Kamlyuk speaks perfect English with a Russian accent and he was very patient with my questions, but he doesn't seem like the kind of guy with a high tolerance for nonsense. He likes and has played videogames, but says that these days, his job feels sort of like a game, having to solve puzzled of sorts on a daily basis. The company he works for, Kaspersky, is contracted by huge corporations and governments, assisting and consulting them on issues of cyber security. One of their recent contracts of note was the Sochi 2014 Olympic winter games.

Ubisoft approached Kaspersky about a year ago, hoping to make the technical parts of the game seem more realistic. It was right after it released a public report about a cyber threat it discovered called Red October. “It was a massive cyber espionage campaign that involved a number of modules to wiretap all kinds of data from computers, stored files, recorded audio, and video from webcams, and getting data from smartphones attached to the infected system,” Kamlyuk said. “I think that attracted their attention. They came to us and and decided to check with the security industry to make sure the game was more appealing to the players that were more technically advanced.”

None of which means that Watch Dogs is, after his involvement, necessarily realistic. He says the game should be seen more as a warning than something that could happen today, even if similar hacks do occur in the real world. He told me about two cases in Moscow, one in which a system of ATMs was backdoored and easily emptied, and another in which a network of speed cameras in the city numbering in the thousands was taken down in a matter of minutes. It took weeks to recover. It’s nothing on the scale of what’s presented in Watch Dogs, but could happen maybe “five to 10 years in the future,” he said.

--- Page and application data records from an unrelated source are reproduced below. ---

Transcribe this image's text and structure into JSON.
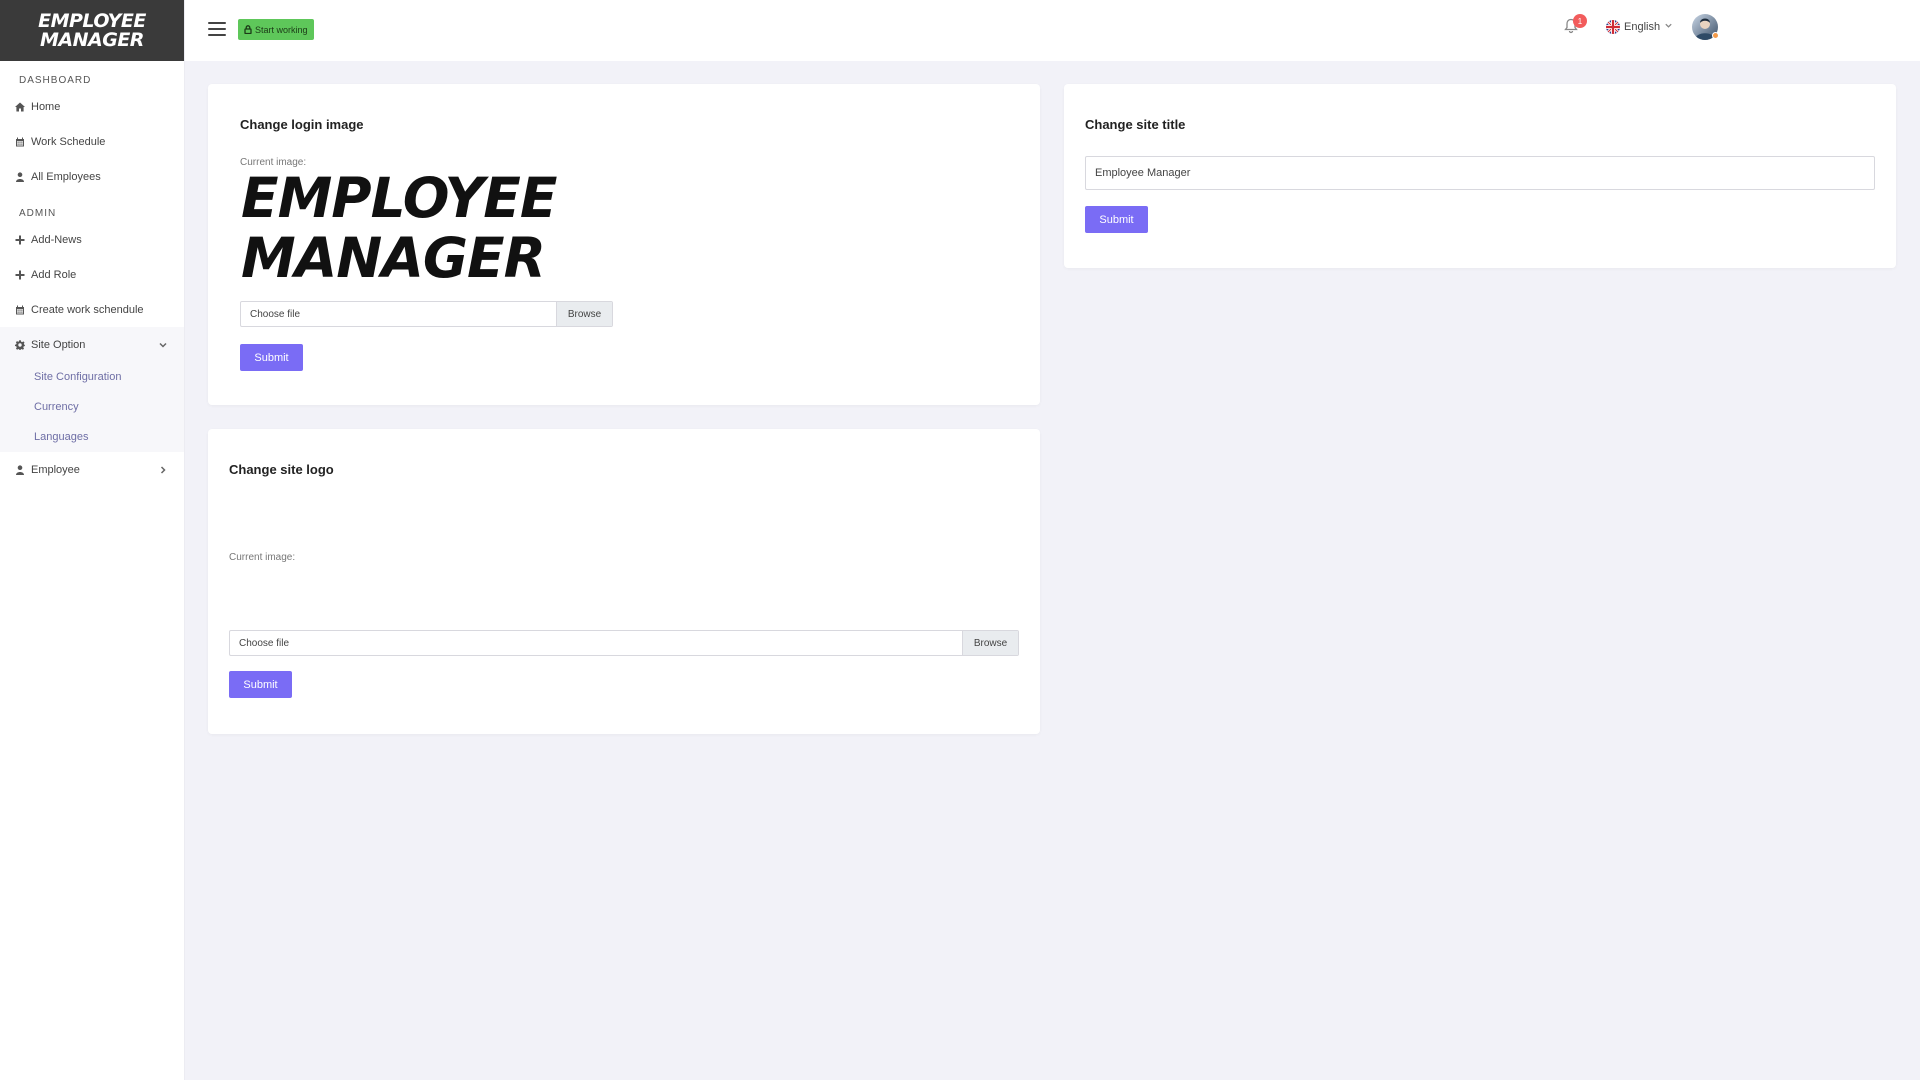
{
  "brand": {
    "line1": "EMPLOYEE",
    "line2": "MANAGER"
  },
  "sidebar": {
    "dashboard_header": "DASHBOARD",
    "dashboard_items": [
      {
        "label": "Home",
        "icon": "home-icon"
      },
      {
        "label": "Work Schedule",
        "icon": "calendar-icon"
      },
      {
        "label": "All Employees",
        "icon": "user-icon"
      }
    ],
    "admin_header": "ADMIN",
    "admin_items": [
      {
        "label": "Add-News",
        "icon": "plus-icon"
      },
      {
        "label": "Add Role",
        "icon": "plus-icon"
      },
      {
        "label": "Create work schendule",
        "icon": "calendar-icon"
      }
    ],
    "site_option": {
      "label": "Site Option",
      "icon": "gear-icon",
      "expanded": true,
      "children": [
        "Site Configuration",
        "Currency",
        "Languages"
      ]
    },
    "employee": {
      "label": "Employee",
      "icon": "user-icon",
      "expanded": false
    }
  },
  "topbar": {
    "start_label": "Start working",
    "notification_count": "1",
    "language": "English"
  },
  "login_card": {
    "title": "Change login image",
    "current_label": "Current image:",
    "image_line1": "EMPLOYEE",
    "image_line2": "MANAGER",
    "file_placeholder": "Choose file",
    "browse_label": "Browse",
    "submit_label": "Submit"
  },
  "title_card": {
    "title": "Change site title",
    "value": "Employee Manager",
    "submit_label": "Submit"
  },
  "logo_card": {
    "title": "Change site logo",
    "current_label": "Current image:",
    "file_placeholder": "Choose file",
    "browse_label": "Browse",
    "submit_label": "Submit"
  },
  "colors": {
    "accent": "#7a6cf5",
    "start_green": "#5ec75a",
    "sidebar_brand_bg": "#3a3a3a",
    "page_bg": "#f2f2f8"
  }
}
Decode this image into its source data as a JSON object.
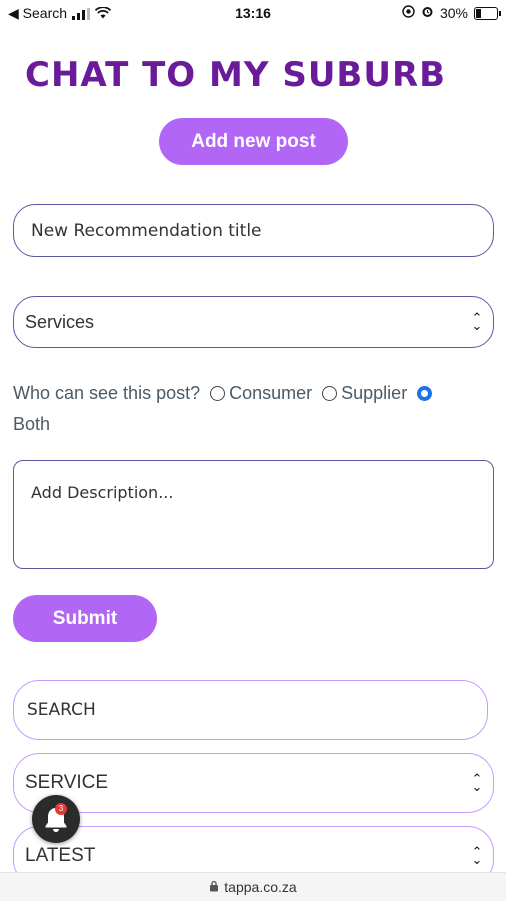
{
  "status_bar": {
    "back_label": "◀ Search",
    "time": "13:16",
    "battery": "30%",
    "battery_level": 0.3
  },
  "page": {
    "title": "CHAT TO MY SUBURB",
    "add_post_label": "Add new post"
  },
  "form": {
    "title_placeholder": "New Recommendation title",
    "category_value": "Services",
    "audience": {
      "question": "Who can see this post?",
      "options": [
        "Consumer",
        "Supplier",
        "Both"
      ],
      "selected": "Both"
    },
    "description_placeholder": "Add Description...",
    "submit_label": "Submit"
  },
  "filters": {
    "search_placeholder": "SEARCH",
    "service_value": "SERVICE",
    "sort_value": "LATEST"
  },
  "notification": {
    "count": "3",
    "accent": "#e53935"
  },
  "browser": {
    "url": "tappa.co.za"
  },
  "colors": {
    "title": "#6a1b9a",
    "button": "#b266f5",
    "field_border": "#5a5aa0",
    "filter_border": "#c79cf7",
    "radio_selected": "#1a73e8"
  }
}
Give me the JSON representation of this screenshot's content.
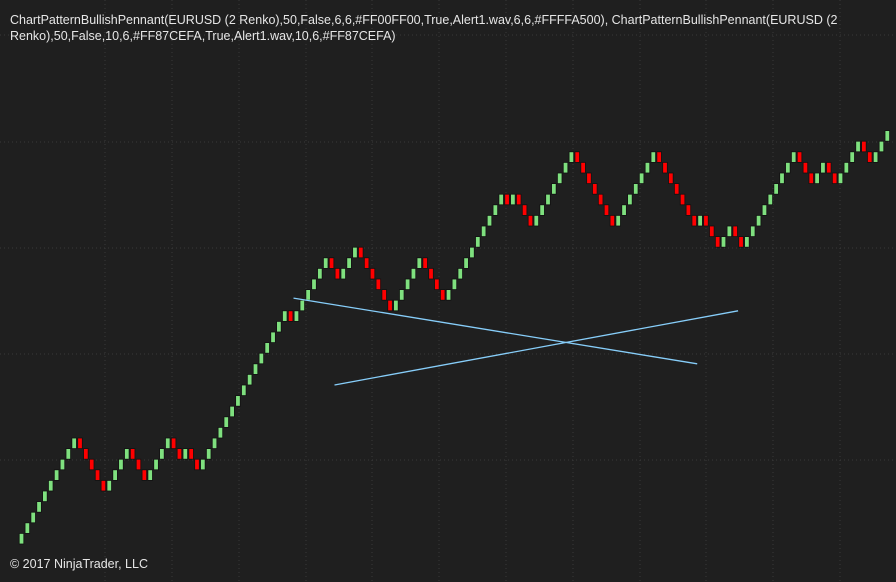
{
  "indicator_label": "ChartPatternBullishPennant(EURUSD (2 Renko),50,False,6,6,#FF00FF00,True,Alert1.wav,6,6,#FFFFA500), ChartPatternBullishPennant(EURUSD (2 Renko),50,False,10,6,#FF87CEFA,True,Alert1.wav,10,6,#FF87CEFA)",
  "copyright": "© 2017 NinjaTrader, LLC",
  "colors": {
    "background": "#1f1f1f",
    "grid": "#3a3a3a",
    "up_brick": "#7fe07f",
    "down_brick": "#ff0000",
    "brick_border": "#111111",
    "pattern_line": "#87cefa",
    "text": "#e6e6e6"
  },
  "chart_data": {
    "type": "renko",
    "title": "",
    "xlabel": "",
    "ylabel": "",
    "grid": true,
    "brick_size_units": 1,
    "ylim": [
      -1,
      49
    ],
    "bricks": [
      {
        "i": 0,
        "top": 1,
        "dir": "up"
      },
      {
        "i": 1,
        "top": 2,
        "dir": "up"
      },
      {
        "i": 2,
        "top": 3,
        "dir": "up"
      },
      {
        "i": 3,
        "top": 4,
        "dir": "up"
      },
      {
        "i": 4,
        "top": 5,
        "dir": "up"
      },
      {
        "i": 5,
        "top": 6,
        "dir": "up"
      },
      {
        "i": 6,
        "top": 7,
        "dir": "up"
      },
      {
        "i": 7,
        "top": 8,
        "dir": "up"
      },
      {
        "i": 8,
        "top": 9,
        "dir": "up"
      },
      {
        "i": 9,
        "top": 10,
        "dir": "up"
      },
      {
        "i": 10,
        "top": 9,
        "dir": "down"
      },
      {
        "i": 11,
        "top": 8,
        "dir": "down"
      },
      {
        "i": 12,
        "top": 7,
        "dir": "down"
      },
      {
        "i": 13,
        "top": 6,
        "dir": "down"
      },
      {
        "i": 14,
        "top": 5,
        "dir": "down"
      },
      {
        "i": 15,
        "top": 6,
        "dir": "up"
      },
      {
        "i": 16,
        "top": 7,
        "dir": "up"
      },
      {
        "i": 17,
        "top": 8,
        "dir": "up"
      },
      {
        "i": 18,
        "top": 9,
        "dir": "up"
      },
      {
        "i": 19,
        "top": 8,
        "dir": "down"
      },
      {
        "i": 20,
        "top": 7,
        "dir": "down"
      },
      {
        "i": 21,
        "top": 6,
        "dir": "down"
      },
      {
        "i": 22,
        "top": 7,
        "dir": "up"
      },
      {
        "i": 23,
        "top": 8,
        "dir": "up"
      },
      {
        "i": 24,
        "top": 9,
        "dir": "up"
      },
      {
        "i": 25,
        "top": 10,
        "dir": "up"
      },
      {
        "i": 26,
        "top": 9,
        "dir": "down"
      },
      {
        "i": 27,
        "top": 8,
        "dir": "down"
      },
      {
        "i": 28,
        "top": 9,
        "dir": "up"
      },
      {
        "i": 29,
        "top": 8,
        "dir": "down"
      },
      {
        "i": 30,
        "top": 7,
        "dir": "down"
      },
      {
        "i": 31,
        "top": 8,
        "dir": "up"
      },
      {
        "i": 32,
        "top": 9,
        "dir": "up"
      },
      {
        "i": 33,
        "top": 10,
        "dir": "up"
      },
      {
        "i": 34,
        "top": 11,
        "dir": "up"
      },
      {
        "i": 35,
        "top": 12,
        "dir": "up"
      },
      {
        "i": 36,
        "top": 13,
        "dir": "up"
      },
      {
        "i": 37,
        "top": 14,
        "dir": "up"
      },
      {
        "i": 38,
        "top": 15,
        "dir": "up"
      },
      {
        "i": 39,
        "top": 16,
        "dir": "up"
      },
      {
        "i": 40,
        "top": 17,
        "dir": "up"
      },
      {
        "i": 41,
        "top": 18,
        "dir": "up"
      },
      {
        "i": 42,
        "top": 19,
        "dir": "up"
      },
      {
        "i": 43,
        "top": 20,
        "dir": "up"
      },
      {
        "i": 44,
        "top": 21,
        "dir": "up"
      },
      {
        "i": 45,
        "top": 22,
        "dir": "up"
      },
      {
        "i": 46,
        "top": 21,
        "dir": "down"
      },
      {
        "i": 47,
        "top": 22,
        "dir": "up"
      },
      {
        "i": 48,
        "top": 23,
        "dir": "up"
      },
      {
        "i": 49,
        "top": 24,
        "dir": "up"
      },
      {
        "i": 50,
        "top": 25,
        "dir": "up"
      },
      {
        "i": 51,
        "top": 26,
        "dir": "up"
      },
      {
        "i": 52,
        "top": 27,
        "dir": "up"
      },
      {
        "i": 53,
        "top": 26,
        "dir": "down"
      },
      {
        "i": 54,
        "top": 25,
        "dir": "down"
      },
      {
        "i": 55,
        "top": 26,
        "dir": "up"
      },
      {
        "i": 56,
        "top": 27,
        "dir": "up"
      },
      {
        "i": 57,
        "top": 28,
        "dir": "up"
      },
      {
        "i": 58,
        "top": 27,
        "dir": "down"
      },
      {
        "i": 59,
        "top": 26,
        "dir": "down"
      },
      {
        "i": 60,
        "top": 25,
        "dir": "down"
      },
      {
        "i": 61,
        "top": 24,
        "dir": "down"
      },
      {
        "i": 62,
        "top": 23,
        "dir": "down"
      },
      {
        "i": 63,
        "top": 22,
        "dir": "down"
      },
      {
        "i": 64,
        "top": 23,
        "dir": "up"
      },
      {
        "i": 65,
        "top": 24,
        "dir": "up"
      },
      {
        "i": 66,
        "top": 25,
        "dir": "up"
      },
      {
        "i": 67,
        "top": 26,
        "dir": "up"
      },
      {
        "i": 68,
        "top": 27,
        "dir": "up"
      },
      {
        "i": 69,
        "top": 26,
        "dir": "down"
      },
      {
        "i": 70,
        "top": 25,
        "dir": "down"
      },
      {
        "i": 71,
        "top": 24,
        "dir": "down"
      },
      {
        "i": 72,
        "top": 23,
        "dir": "down"
      },
      {
        "i": 73,
        "top": 24,
        "dir": "up"
      },
      {
        "i": 74,
        "top": 25,
        "dir": "up"
      },
      {
        "i": 75,
        "top": 26,
        "dir": "up"
      },
      {
        "i": 76,
        "top": 27,
        "dir": "up"
      },
      {
        "i": 77,
        "top": 28,
        "dir": "up"
      },
      {
        "i": 78,
        "top": 29,
        "dir": "up"
      },
      {
        "i": 79,
        "top": 30,
        "dir": "up"
      },
      {
        "i": 80,
        "top": 31,
        "dir": "up"
      },
      {
        "i": 81,
        "top": 32,
        "dir": "up"
      },
      {
        "i": 82,
        "top": 33,
        "dir": "up"
      },
      {
        "i": 83,
        "top": 32,
        "dir": "down"
      },
      {
        "i": 84,
        "top": 33,
        "dir": "up"
      },
      {
        "i": 85,
        "top": 32,
        "dir": "down"
      },
      {
        "i": 86,
        "top": 31,
        "dir": "down"
      },
      {
        "i": 87,
        "top": 30,
        "dir": "down"
      },
      {
        "i": 88,
        "top": 31,
        "dir": "up"
      },
      {
        "i": 89,
        "top": 32,
        "dir": "up"
      },
      {
        "i": 90,
        "top": 33,
        "dir": "up"
      },
      {
        "i": 91,
        "top": 34,
        "dir": "up"
      },
      {
        "i": 92,
        "top": 35,
        "dir": "up"
      },
      {
        "i": 93,
        "top": 36,
        "dir": "up"
      },
      {
        "i": 94,
        "top": 37,
        "dir": "up"
      },
      {
        "i": 95,
        "top": 36,
        "dir": "down"
      },
      {
        "i": 96,
        "top": 35,
        "dir": "down"
      },
      {
        "i": 97,
        "top": 34,
        "dir": "down"
      },
      {
        "i": 98,
        "top": 33,
        "dir": "down"
      },
      {
        "i": 99,
        "top": 32,
        "dir": "down"
      },
      {
        "i": 100,
        "top": 31,
        "dir": "down"
      },
      {
        "i": 101,
        "top": 30,
        "dir": "down"
      },
      {
        "i": 102,
        "top": 31,
        "dir": "up"
      },
      {
        "i": 103,
        "top": 32,
        "dir": "up"
      },
      {
        "i": 104,
        "top": 33,
        "dir": "up"
      },
      {
        "i": 105,
        "top": 34,
        "dir": "up"
      },
      {
        "i": 106,
        "top": 35,
        "dir": "up"
      },
      {
        "i": 107,
        "top": 36,
        "dir": "up"
      },
      {
        "i": 108,
        "top": 37,
        "dir": "up"
      },
      {
        "i": 109,
        "top": 36,
        "dir": "down"
      },
      {
        "i": 110,
        "top": 35,
        "dir": "down"
      },
      {
        "i": 111,
        "top": 34,
        "dir": "down"
      },
      {
        "i": 112,
        "top": 33,
        "dir": "down"
      },
      {
        "i": 113,
        "top": 32,
        "dir": "down"
      },
      {
        "i": 114,
        "top": 31,
        "dir": "down"
      },
      {
        "i": 115,
        "top": 30,
        "dir": "down"
      },
      {
        "i": 116,
        "top": 31,
        "dir": "up"
      },
      {
        "i": 117,
        "top": 30,
        "dir": "down"
      },
      {
        "i": 118,
        "top": 29,
        "dir": "down"
      },
      {
        "i": 119,
        "top": 28,
        "dir": "down"
      },
      {
        "i": 120,
        "top": 29,
        "dir": "up"
      },
      {
        "i": 121,
        "top": 30,
        "dir": "up"
      },
      {
        "i": 122,
        "top": 29,
        "dir": "down"
      },
      {
        "i": 123,
        "top": 28,
        "dir": "down"
      },
      {
        "i": 124,
        "top": 29,
        "dir": "up"
      },
      {
        "i": 125,
        "top": 30,
        "dir": "up"
      },
      {
        "i": 126,
        "top": 31,
        "dir": "up"
      },
      {
        "i": 127,
        "top": 32,
        "dir": "up"
      },
      {
        "i": 128,
        "top": 33,
        "dir": "up"
      },
      {
        "i": 129,
        "top": 34,
        "dir": "up"
      },
      {
        "i": 130,
        "top": 35,
        "dir": "up"
      },
      {
        "i": 131,
        "top": 36,
        "dir": "up"
      },
      {
        "i": 132,
        "top": 37,
        "dir": "up"
      },
      {
        "i": 133,
        "top": 36,
        "dir": "down"
      },
      {
        "i": 134,
        "top": 35,
        "dir": "down"
      },
      {
        "i": 135,
        "top": 34,
        "dir": "down"
      },
      {
        "i": 136,
        "top": 35,
        "dir": "up"
      },
      {
        "i": 137,
        "top": 36,
        "dir": "up"
      },
      {
        "i": 138,
        "top": 35,
        "dir": "down"
      },
      {
        "i": 139,
        "top": 34,
        "dir": "down"
      },
      {
        "i": 140,
        "top": 35,
        "dir": "up"
      },
      {
        "i": 141,
        "top": 36,
        "dir": "up"
      },
      {
        "i": 142,
        "top": 37,
        "dir": "up"
      },
      {
        "i": 143,
        "top": 38,
        "dir": "up"
      },
      {
        "i": 144,
        "top": 37,
        "dir": "down"
      },
      {
        "i": 145,
        "top": 36,
        "dir": "down"
      },
      {
        "i": 146,
        "top": 37,
        "dir": "up"
      },
      {
        "i": 147,
        "top": 38,
        "dir": "up"
      },
      {
        "i": 148,
        "top": 39,
        "dir": "up"
      }
    ],
    "pattern_lines": [
      {
        "name": "",
        "x": [
          46.5,
          115.5
        ],
        "y": [
          23.2,
          17.0
        ]
      },
      {
        "name": "",
        "x": [
          53.5,
          122.5
        ],
        "y": [
          15.0,
          22.0
        ]
      }
    ]
  }
}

How likely this future is has to do directly with how willing we are to connect and take advantage of these desperate networks. Kamlyuk mentioned the way in which we willingly opt in to this future, for example, by allowing Facebook to turn on the mics on our phones and listen to our surroundings, and with our current fascination with “the internet of things,” which brings more and more devices that were previously offline, online. Governments and private companies are also experimenting with technologies eerily similar to Watch Dogs’ ctOS. For example, Kamlyuk mentions Singapore’s Safe City Test Bed project, which aims to test systems that collect data from CCTV, audio surveillance, and social media.

"Watch Dogs is a good demonstration of how these city management systems can become a real-life threat to others" 

Keiji Yamada, senior vice president and head of NEC Laboratories Singapore, one of the groups participating in Singapore’s Safe City Test Bed, said that data can then be used to “extract some of the symptoms of some accidents or some crimes,” so it can alert the government agencies accordingly.

“[Watch Dogs] is a good demonstration of how these city management systems can become a real-life threat to others,” Kamlyuk said, “because you have a great power in your hands, and you can try it in the game, you can feel what’s available to you, how you can change other people’s lives, people around you. That opens the eyes of many people, I think. They understand that this is actually risky, and if it is implemented, it must be implemented with the top level of security.”